may be you could start by finding a one-one, onto map from [0,1] to [0,1] (cross) [0,1]. i mean a bijective map from [0,1] to the unit square in the plane.
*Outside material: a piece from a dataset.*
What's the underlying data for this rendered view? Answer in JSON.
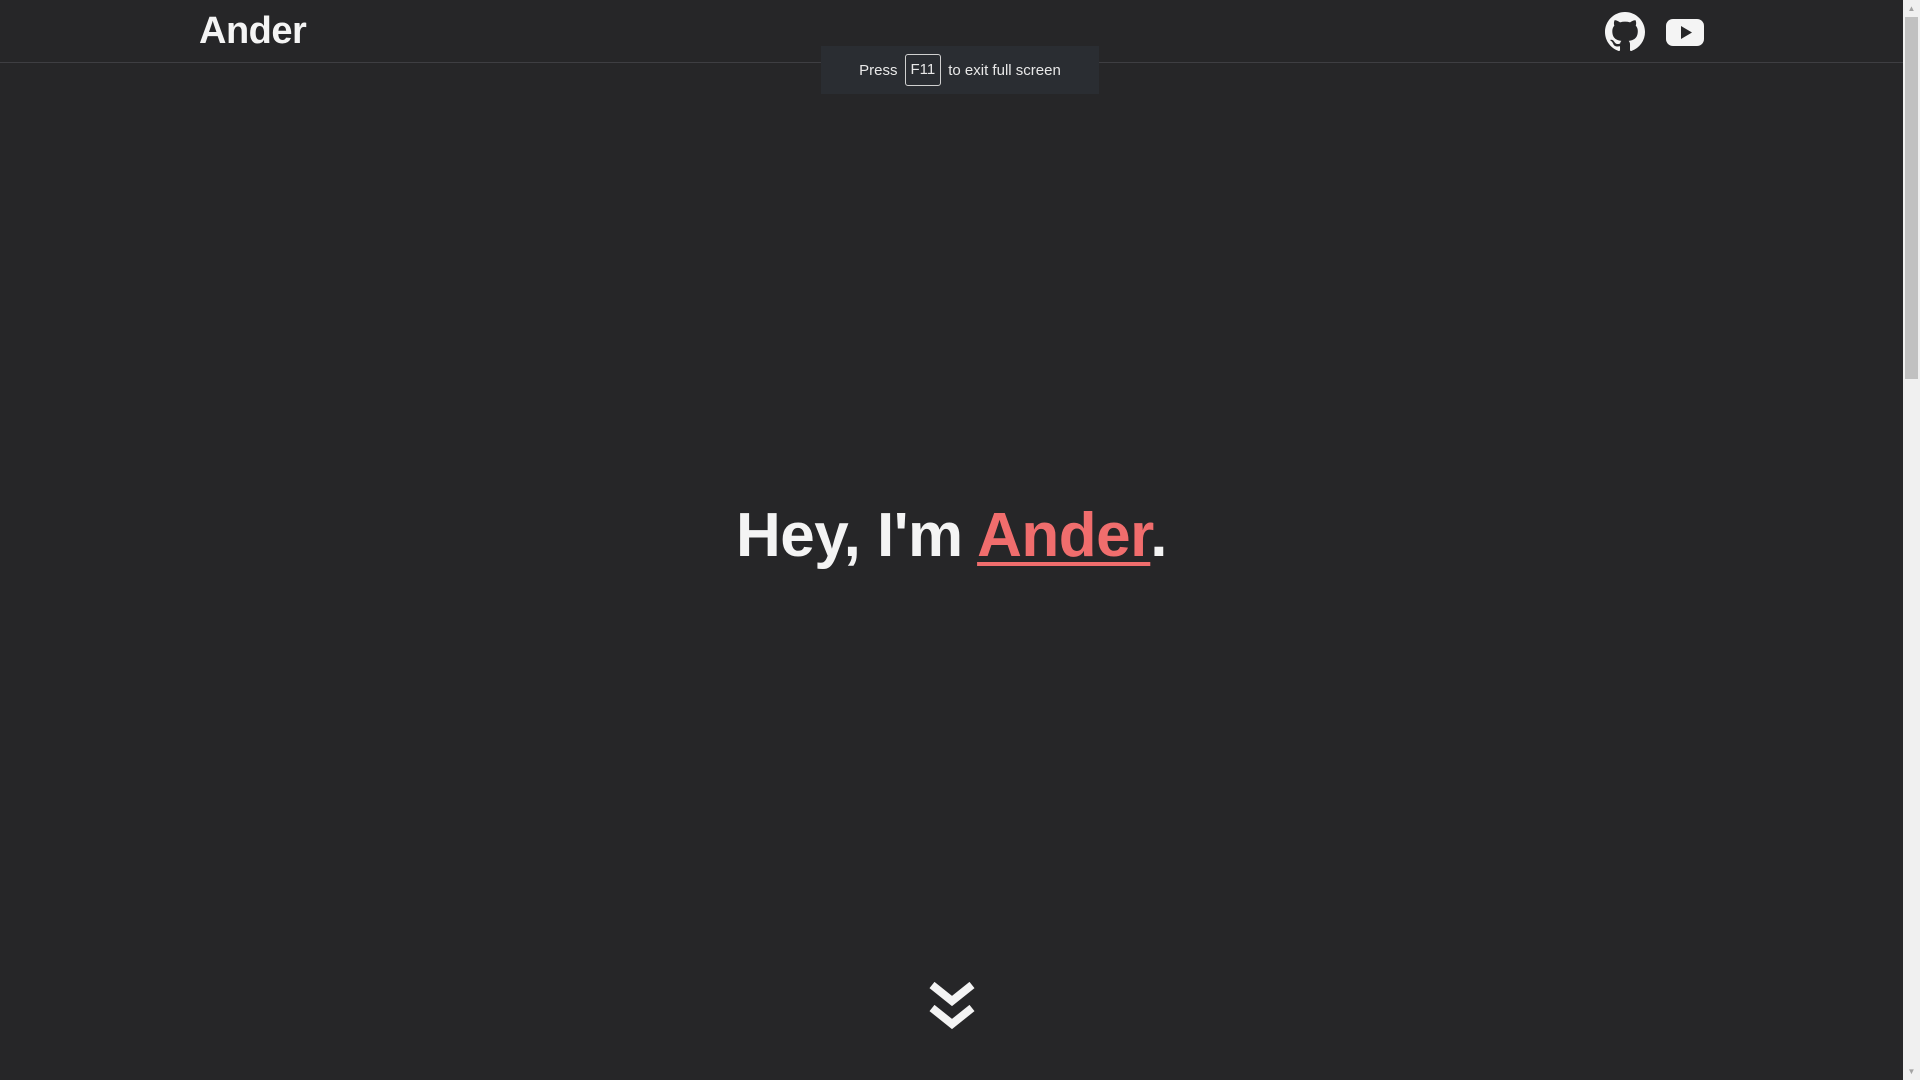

Take the decimal expansion of a number. If there are two possibilities (e.g. 0.39999999.... and 0.4) then take the one with repeating 9's. Then, the following map: [tex]f : 0.x_1x_2x_3\dots \longrightarrow (0.x_1x_3x_5\dots, 0.x_2x_4x_6\dots )[/tex] is not a bijection, but may be close. Well, it's onto, because for any point on the square [tex](0.a_1a_2a_3\dots , 0.b_1b_2b_3\dots )[/tex] there is certainly a number x on [0,1] such that [tex]x = 0.a_1b_1a_2b_2\dots [/tex] It's not 1-1 though, because the following 3 (and only those 3) 0.3490909090.... 0.4309090909.... 0.3399999999.... = 0.34 would all map to the point (0.4, 0.4). The reason why 0.44000000... would not map to that point is because the original stipulation that 0.44000000... would have to be read as 0.43999999... which would map to (0.5, 0.4). I'll come back to this.